„Panem et circenses” – bread and games – are the only two things people really care about, wrote the roman poet Juvenal. Having that in mind, the mayor of Temesvár (Timişoara, Temeswar), Nicolae Robu, might have taken a rather bold move the other day, forbidding the usage of smoke-emanating barbecue stoves and manele music on the streets and squares of the city at all kinds of public events.
At first glance, this might not seem a very startling decision, but the reality is that a rather significant segment of Romanian society loves to party to manele music and feast on freshly roasted steaks, sausages, and, of course, mititei, or mici. In addition, the barbecue stoves used generally function with charcoal or gas, and the smoke becomes part of the flavor of the grilled product loved by many.

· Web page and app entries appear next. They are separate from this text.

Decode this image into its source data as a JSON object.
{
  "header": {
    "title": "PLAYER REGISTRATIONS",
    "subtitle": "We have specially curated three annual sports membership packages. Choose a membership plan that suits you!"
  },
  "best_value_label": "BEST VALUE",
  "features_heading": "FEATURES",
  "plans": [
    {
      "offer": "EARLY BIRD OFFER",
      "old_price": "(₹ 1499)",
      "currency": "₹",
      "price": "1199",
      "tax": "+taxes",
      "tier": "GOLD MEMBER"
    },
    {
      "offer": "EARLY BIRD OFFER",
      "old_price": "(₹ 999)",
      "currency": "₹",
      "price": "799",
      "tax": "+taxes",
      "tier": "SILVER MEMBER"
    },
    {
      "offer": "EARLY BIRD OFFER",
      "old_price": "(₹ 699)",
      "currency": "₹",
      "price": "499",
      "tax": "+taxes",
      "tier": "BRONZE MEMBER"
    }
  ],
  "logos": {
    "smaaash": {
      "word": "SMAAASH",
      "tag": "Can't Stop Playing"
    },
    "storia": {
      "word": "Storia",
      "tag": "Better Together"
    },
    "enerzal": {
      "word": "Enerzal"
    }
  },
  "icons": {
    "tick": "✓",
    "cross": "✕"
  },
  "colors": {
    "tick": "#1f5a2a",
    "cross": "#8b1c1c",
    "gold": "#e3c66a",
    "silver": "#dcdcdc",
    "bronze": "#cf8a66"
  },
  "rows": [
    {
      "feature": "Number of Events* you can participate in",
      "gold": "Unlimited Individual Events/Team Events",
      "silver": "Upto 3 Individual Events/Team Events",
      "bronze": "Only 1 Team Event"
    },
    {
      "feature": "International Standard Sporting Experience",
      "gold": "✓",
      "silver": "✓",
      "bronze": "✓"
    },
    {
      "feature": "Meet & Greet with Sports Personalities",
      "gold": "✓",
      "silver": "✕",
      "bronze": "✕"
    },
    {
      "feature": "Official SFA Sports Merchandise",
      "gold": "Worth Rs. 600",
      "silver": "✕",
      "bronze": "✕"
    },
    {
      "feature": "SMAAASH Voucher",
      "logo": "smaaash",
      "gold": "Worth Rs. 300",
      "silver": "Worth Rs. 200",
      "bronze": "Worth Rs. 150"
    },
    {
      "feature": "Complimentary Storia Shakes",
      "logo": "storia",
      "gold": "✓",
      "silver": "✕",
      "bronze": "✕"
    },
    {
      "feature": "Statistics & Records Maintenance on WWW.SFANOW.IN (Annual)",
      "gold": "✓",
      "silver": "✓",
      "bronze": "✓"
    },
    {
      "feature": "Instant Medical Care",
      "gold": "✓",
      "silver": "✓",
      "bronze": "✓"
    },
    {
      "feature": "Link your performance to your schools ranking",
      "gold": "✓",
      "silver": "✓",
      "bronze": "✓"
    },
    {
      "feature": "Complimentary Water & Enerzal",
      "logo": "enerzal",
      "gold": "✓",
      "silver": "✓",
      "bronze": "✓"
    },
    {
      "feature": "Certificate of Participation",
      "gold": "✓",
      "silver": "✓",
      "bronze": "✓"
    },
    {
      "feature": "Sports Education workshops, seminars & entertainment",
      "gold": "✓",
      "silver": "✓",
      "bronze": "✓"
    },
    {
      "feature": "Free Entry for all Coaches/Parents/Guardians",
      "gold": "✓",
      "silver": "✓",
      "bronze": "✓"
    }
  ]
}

For your better understanding, just a short definition of terms: manele is a combination of Romanian folk and contemporary pop music, with Balkan influences. There is the “classical” manele, performed by fiddlers, and the “modern” manele that uses electronic instruments and beats. The lyrics usually refer to matters of the heart, dealing with one’s enemies, matters of wealth, and the difficulties of life in general. The critics of the modern manele say that it is a low-class genre, not cultivated or – as the mayor of Timişoara might say – not European enough.

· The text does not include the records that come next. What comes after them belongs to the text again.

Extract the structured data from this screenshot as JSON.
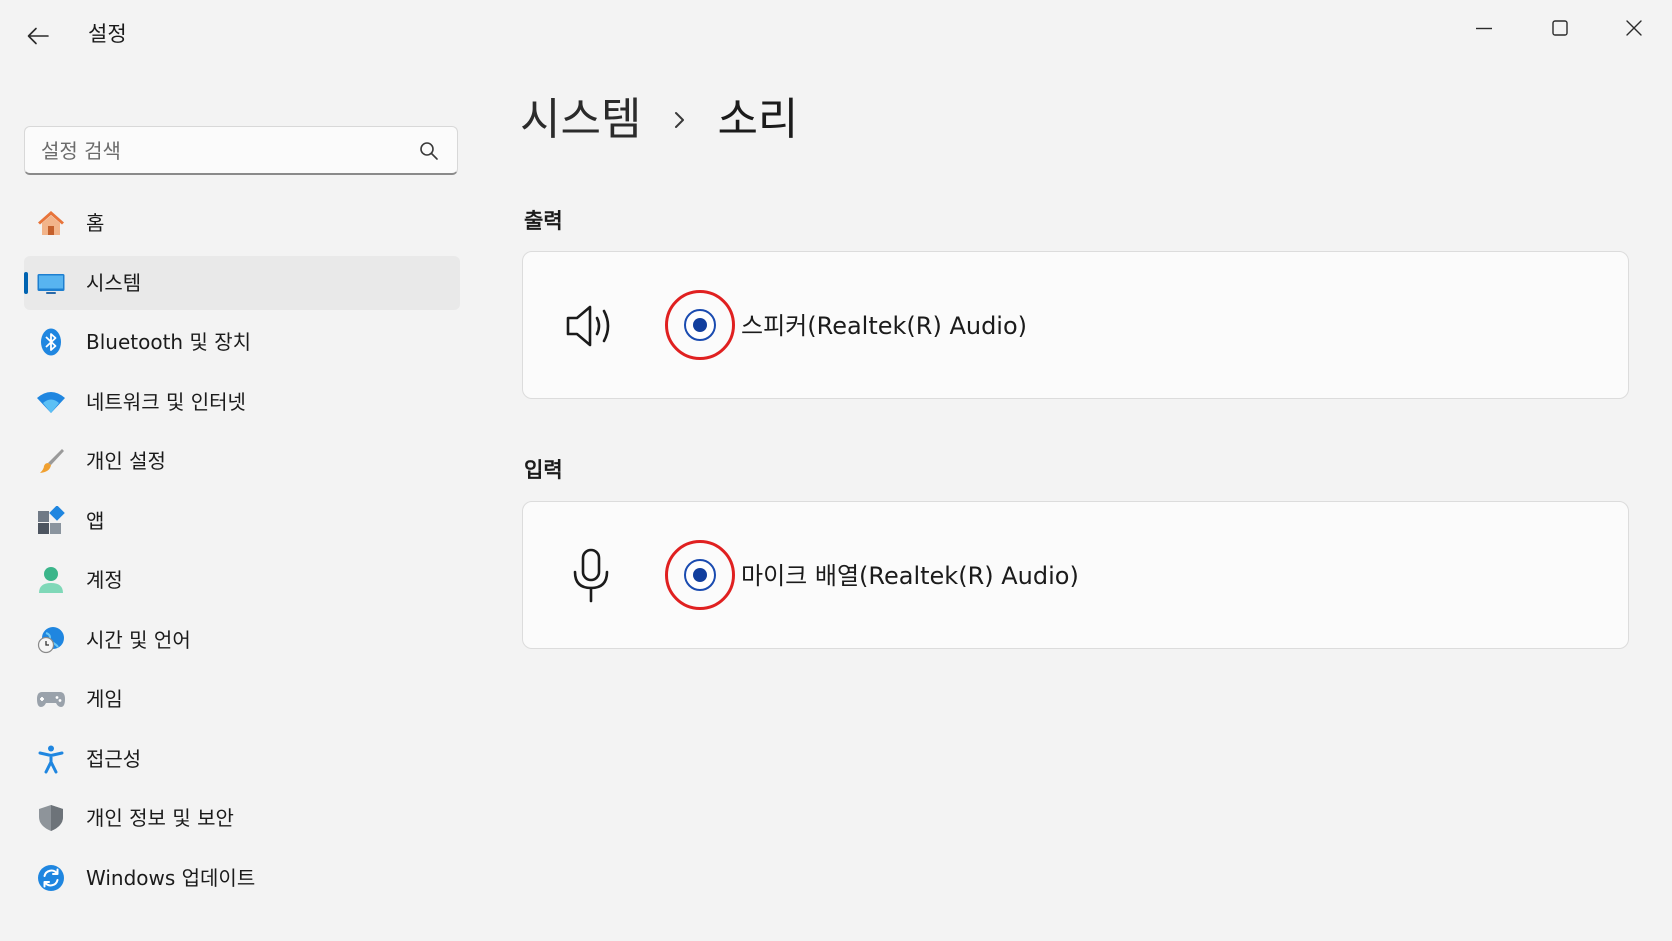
{
  "window": {
    "title": "설정",
    "controls": {
      "back_icon": "arrow-left-icon",
      "minimize_icon": "minimize-icon",
      "maximize_icon": "maximize-icon",
      "close_icon": "close-icon"
    }
  },
  "search": {
    "placeholder": "설정 검색",
    "value": "",
    "icon": "search-icon"
  },
  "sidebar": {
    "active_index": 1,
    "accent_color": "#0063b1",
    "items": [
      {
        "label": "홈",
        "icon": "home-icon"
      },
      {
        "label": "시스템",
        "icon": "monitor-icon"
      },
      {
        "label": "Bluetooth 및 장치",
        "icon": "bluetooth-icon"
      },
      {
        "label": "네트워크 및 인터넷",
        "icon": "wifi-icon"
      },
      {
        "label": "개인 설정",
        "icon": "paintbrush-icon"
      },
      {
        "label": "앱",
        "icon": "apps-icon"
      },
      {
        "label": "계정",
        "icon": "person-icon"
      },
      {
        "label": "시간 및 언어",
        "icon": "clock-globe-icon"
      },
      {
        "label": "게임",
        "icon": "gamepad-icon"
      },
      {
        "label": "접근성",
        "icon": "accessibility-icon"
      },
      {
        "label": "개인 정보 및 보안",
        "icon": "shield-icon"
      },
      {
        "label": "Windows 업데이트",
        "icon": "update-icon"
      }
    ]
  },
  "breadcrumb": {
    "parent": "시스템",
    "separator_icon": "chevron-right-icon",
    "current": "소리"
  },
  "output": {
    "heading": "출력",
    "device": {
      "label": "스피커(Realtek(R) Audio)",
      "icon": "speaker-icon",
      "selected": true
    }
  },
  "input": {
    "heading": "입력",
    "device": {
      "label": "마이크 배열(Realtek(R) Audio)",
      "icon": "microphone-icon",
      "selected": true
    }
  },
  "highlight_color": "#e02020",
  "radio_color": "#123f9e"
}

The mititei, or mici (meaning: the small ones), are grilled minced meat rolls, probably of Turkish origin and adapted throughout the centuries to the taste of Romanian cuisine. The rolls are a mixture of beef, lamb, and pork, well roasted on grill stoves. It is a hugely popular type of food in Romania: An estimated 440 million mici is consumed each year, and it is mostly associated with outdoor events.
Mayor Robu’s campaign took the form of an internal note sent to his employees in the office of public fairs and events. “It is forbidden to use all kinds of open-air grill stoves and to play manele in the public domain of Timişoara. It is also forbidden to dedicate via public announcements any songs to anyone. Those who fail to respect the dispositions of the mayor risk drastic sanctions, whatever their status might be in the State structures,” stated the note, quoted by local news portal Opinia Timisoarei.
Mayor Robu emphasized in his statement that a city is respected if it respects itself. Temesvár is going to hold the title of European Capital of Culture in 2021, so the smell of smoke and grease at public events and partying to low-quality music are not compatible with this picture, said the mayor.
Nevertheless, what really hit a nerve was the fact that, not long ago, some videos were made and distributed on Facebook at a public fair organized by the City Hall. And, in the spirit of a true manele party, some public dedications were made to Mayor Robu himself; his critics did not forget to point out that Temesvár awaits tourists with the smoke of grease…
According to a decision taken by the local council in 2007, open-air barbecues have been forbidden since that year in the streets of Temesvár, but the rule was never upheld. But now, merchants at the upcoming Christmas fair will have to arrive with mititei already roasted, or they’ll have to use electric stoves that do not make smoke.
Manele has become so all-pervasive that several Romanian cities have banned it on public transport and taxis and at festivals. While we do not regard ourselves qualified to judge the absolute or relative merits of manele music, we will mention that a member of the National Audiovisual Board – who did a study on manele music – called it “the genre for the mentally challenged.”
But judge for yourselves – below is a sample:
Title image: Drastic sanctions await those who use open-air barbecues and play or listen to manele, says the mayor